“We will continue to protest until we can get an election. The protests symbolise that this country has no where to go without an election. Everything has to stop, everyone has to stop and think,” MDP MP and Spokesperson Hamid Abdul Ghafoor told Minivan News today.
Police arrived at the Elections Commission (EC) in the early morning of Saturday (October 19), forcibly preventing the scheduled election going ahead, in the apparent absence of explicit orders to do so from either the courts or the executive.
Police had also previously obstructed the run-off election which was due to be held on September 28.
Chief Superintendent Abdulla Nawaz told the press yesterday that police had “made the decision ourselves” after “seeking advice” from, among others, President Dr Mohamed Waheed and Attorney General Azima Shukoor, after the Progressive Party of the Maldives (PPM) and the Jumhooree Party (JP) had refused to sign the final voter lists.
The Supreme Court’s guidelines issued following its annulment of the September 7 election’s first round of polling said the EC was to hold elections before October 20 with the support of relevant state institutions, EC Chairperson Fuwad Thowfeek has noted.
Once the midday torrential rain abated, Maldivians nationwide spontaneously began staging non-violent sit in protests demanding that their right to vote be upheld on Saturday (October 19).

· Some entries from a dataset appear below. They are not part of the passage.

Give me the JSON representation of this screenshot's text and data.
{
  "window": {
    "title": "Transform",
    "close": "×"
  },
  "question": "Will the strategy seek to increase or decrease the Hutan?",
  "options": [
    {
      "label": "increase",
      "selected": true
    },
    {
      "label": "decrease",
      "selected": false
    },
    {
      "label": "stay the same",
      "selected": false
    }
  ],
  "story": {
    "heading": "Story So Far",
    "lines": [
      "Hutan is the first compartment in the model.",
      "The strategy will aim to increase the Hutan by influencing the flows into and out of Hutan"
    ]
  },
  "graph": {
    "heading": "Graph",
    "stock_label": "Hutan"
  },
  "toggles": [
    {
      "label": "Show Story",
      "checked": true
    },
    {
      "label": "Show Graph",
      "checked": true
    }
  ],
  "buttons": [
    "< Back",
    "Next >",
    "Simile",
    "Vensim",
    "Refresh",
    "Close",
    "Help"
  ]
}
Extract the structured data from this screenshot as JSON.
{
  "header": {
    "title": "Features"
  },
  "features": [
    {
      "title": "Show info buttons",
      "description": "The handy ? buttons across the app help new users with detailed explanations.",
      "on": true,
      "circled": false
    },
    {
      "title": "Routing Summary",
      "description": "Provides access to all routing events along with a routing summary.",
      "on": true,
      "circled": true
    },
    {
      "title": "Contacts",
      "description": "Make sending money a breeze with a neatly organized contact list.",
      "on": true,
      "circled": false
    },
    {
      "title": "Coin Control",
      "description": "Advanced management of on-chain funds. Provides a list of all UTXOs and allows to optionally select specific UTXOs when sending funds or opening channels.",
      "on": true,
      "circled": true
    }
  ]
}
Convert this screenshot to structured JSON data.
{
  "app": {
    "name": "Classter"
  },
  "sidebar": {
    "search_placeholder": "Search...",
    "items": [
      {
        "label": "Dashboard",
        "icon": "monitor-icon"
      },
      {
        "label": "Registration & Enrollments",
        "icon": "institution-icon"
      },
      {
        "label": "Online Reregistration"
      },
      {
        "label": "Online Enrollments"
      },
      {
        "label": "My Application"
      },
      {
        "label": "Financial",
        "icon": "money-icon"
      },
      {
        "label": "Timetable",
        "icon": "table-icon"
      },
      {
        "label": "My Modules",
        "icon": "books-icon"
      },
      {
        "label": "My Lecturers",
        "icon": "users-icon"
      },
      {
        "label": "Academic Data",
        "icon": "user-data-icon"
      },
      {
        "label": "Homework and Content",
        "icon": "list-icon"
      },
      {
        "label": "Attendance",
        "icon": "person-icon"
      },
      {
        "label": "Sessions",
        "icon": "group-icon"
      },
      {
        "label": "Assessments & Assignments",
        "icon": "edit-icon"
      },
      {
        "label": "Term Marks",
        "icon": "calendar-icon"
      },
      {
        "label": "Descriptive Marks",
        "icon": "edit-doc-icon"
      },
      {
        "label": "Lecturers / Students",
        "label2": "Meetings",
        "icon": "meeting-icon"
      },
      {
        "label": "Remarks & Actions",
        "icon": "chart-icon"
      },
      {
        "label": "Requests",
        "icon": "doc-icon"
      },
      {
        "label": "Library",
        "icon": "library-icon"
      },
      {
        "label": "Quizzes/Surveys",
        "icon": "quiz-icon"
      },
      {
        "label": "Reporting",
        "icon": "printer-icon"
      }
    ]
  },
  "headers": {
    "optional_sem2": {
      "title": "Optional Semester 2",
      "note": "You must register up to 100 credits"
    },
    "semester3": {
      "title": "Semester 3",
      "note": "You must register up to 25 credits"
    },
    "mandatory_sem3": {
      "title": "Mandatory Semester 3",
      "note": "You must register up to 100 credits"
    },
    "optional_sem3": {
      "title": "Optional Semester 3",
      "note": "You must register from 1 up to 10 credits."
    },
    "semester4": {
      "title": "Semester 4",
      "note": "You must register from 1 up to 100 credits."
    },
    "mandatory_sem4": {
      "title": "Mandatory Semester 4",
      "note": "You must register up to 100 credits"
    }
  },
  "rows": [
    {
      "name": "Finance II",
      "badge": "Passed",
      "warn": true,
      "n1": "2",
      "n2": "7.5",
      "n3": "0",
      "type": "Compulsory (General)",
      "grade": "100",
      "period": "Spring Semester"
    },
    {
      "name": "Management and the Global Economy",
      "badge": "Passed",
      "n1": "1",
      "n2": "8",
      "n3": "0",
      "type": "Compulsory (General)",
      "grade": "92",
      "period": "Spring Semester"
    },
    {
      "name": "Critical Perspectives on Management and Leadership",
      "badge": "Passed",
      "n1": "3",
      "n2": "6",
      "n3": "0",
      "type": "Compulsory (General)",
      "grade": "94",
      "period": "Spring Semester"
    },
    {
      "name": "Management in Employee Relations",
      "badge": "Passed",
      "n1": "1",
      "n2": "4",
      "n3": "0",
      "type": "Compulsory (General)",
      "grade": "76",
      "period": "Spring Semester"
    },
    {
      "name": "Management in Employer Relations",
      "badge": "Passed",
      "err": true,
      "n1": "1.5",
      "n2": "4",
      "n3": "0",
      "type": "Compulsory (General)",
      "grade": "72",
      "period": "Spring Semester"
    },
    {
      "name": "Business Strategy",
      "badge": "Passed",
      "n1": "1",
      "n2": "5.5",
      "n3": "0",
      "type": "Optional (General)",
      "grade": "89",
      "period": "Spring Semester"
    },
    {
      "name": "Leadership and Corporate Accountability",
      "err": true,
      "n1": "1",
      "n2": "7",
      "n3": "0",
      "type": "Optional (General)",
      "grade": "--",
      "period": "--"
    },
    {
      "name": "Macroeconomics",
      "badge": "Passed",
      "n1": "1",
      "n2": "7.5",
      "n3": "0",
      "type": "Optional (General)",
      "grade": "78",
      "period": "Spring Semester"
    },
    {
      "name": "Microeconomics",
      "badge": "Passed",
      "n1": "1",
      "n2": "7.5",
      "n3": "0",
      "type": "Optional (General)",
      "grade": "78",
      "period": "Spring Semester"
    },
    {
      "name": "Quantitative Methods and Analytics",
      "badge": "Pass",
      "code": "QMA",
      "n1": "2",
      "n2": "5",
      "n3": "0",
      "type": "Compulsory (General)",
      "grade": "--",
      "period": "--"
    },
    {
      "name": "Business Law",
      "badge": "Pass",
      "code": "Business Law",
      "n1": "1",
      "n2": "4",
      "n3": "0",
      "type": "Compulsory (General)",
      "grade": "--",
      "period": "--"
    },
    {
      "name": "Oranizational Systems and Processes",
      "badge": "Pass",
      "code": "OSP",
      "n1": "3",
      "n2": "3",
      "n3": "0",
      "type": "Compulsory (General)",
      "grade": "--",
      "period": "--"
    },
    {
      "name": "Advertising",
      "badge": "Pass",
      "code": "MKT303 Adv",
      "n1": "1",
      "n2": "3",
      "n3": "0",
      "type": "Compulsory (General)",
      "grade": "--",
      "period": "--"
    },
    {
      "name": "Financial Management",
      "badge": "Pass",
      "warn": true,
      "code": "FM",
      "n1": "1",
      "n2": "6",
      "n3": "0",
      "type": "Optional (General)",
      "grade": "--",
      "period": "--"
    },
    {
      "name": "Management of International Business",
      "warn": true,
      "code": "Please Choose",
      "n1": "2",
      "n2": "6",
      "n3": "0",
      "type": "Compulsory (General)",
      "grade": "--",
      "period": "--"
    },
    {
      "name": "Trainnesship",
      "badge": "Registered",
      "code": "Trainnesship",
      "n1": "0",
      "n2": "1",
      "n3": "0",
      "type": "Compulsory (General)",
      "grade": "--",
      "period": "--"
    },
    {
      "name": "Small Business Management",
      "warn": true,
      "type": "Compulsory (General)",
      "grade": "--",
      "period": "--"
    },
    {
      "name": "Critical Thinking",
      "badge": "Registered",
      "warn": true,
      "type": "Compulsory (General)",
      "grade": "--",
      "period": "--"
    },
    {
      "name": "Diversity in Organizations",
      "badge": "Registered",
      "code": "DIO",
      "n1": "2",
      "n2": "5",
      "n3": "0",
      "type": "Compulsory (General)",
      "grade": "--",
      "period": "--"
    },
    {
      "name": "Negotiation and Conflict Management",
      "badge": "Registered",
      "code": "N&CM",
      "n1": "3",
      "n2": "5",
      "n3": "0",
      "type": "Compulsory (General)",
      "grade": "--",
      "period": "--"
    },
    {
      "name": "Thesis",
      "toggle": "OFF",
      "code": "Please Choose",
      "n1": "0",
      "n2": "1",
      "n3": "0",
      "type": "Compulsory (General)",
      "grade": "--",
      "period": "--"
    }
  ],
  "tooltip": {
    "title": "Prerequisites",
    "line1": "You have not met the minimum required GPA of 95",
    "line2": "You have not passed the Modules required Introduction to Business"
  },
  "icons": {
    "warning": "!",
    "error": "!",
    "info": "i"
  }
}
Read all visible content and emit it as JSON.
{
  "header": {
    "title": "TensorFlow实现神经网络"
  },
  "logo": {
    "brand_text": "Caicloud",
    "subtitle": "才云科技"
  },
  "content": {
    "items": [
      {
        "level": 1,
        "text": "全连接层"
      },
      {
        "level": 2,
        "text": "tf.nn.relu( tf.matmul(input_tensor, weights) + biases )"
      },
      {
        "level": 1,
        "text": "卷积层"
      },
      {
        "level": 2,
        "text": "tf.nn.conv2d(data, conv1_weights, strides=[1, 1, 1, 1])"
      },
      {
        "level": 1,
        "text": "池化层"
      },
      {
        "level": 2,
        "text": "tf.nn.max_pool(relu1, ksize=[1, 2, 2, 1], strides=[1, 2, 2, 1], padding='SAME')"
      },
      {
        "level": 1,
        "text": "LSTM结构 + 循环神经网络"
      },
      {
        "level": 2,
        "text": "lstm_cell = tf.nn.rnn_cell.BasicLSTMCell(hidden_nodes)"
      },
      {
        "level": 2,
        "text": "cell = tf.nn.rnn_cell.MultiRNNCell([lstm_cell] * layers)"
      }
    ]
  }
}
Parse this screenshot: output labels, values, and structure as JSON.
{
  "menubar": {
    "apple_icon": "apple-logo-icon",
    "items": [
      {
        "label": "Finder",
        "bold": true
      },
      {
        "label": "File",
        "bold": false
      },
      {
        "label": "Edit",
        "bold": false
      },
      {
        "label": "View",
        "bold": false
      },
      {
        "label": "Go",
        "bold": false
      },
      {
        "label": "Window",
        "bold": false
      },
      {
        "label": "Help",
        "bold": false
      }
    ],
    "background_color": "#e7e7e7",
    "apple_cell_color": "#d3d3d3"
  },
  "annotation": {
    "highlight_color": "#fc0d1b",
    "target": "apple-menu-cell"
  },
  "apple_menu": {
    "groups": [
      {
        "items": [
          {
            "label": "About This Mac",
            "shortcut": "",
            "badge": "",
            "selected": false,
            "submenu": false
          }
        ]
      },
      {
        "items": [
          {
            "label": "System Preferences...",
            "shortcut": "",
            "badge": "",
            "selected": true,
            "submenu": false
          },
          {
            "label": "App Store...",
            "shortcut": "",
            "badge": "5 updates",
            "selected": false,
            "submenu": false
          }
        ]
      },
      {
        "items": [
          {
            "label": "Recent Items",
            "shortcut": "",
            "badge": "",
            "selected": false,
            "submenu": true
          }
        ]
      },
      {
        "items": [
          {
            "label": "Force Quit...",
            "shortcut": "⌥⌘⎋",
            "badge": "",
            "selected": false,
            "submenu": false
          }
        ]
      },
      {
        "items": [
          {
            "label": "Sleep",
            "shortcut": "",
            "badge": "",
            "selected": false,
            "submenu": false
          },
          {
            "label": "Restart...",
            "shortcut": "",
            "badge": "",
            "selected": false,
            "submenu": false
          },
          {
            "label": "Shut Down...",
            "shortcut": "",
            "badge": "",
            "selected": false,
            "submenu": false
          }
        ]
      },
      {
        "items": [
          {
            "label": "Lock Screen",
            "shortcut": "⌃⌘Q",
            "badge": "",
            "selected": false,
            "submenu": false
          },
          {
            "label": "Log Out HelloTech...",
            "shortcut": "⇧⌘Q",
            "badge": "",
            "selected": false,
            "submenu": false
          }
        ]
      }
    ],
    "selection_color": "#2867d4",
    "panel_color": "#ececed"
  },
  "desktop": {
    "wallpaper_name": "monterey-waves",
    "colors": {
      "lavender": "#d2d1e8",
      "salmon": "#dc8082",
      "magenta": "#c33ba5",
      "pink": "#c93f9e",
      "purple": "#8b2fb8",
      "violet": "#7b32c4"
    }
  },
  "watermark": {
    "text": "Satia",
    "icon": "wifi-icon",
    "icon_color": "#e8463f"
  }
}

At around 2:40pm on Saturday 30 protesters gathered outside of the People’s Majlis (Parliament) in Male’, and refused to move when asked to by police.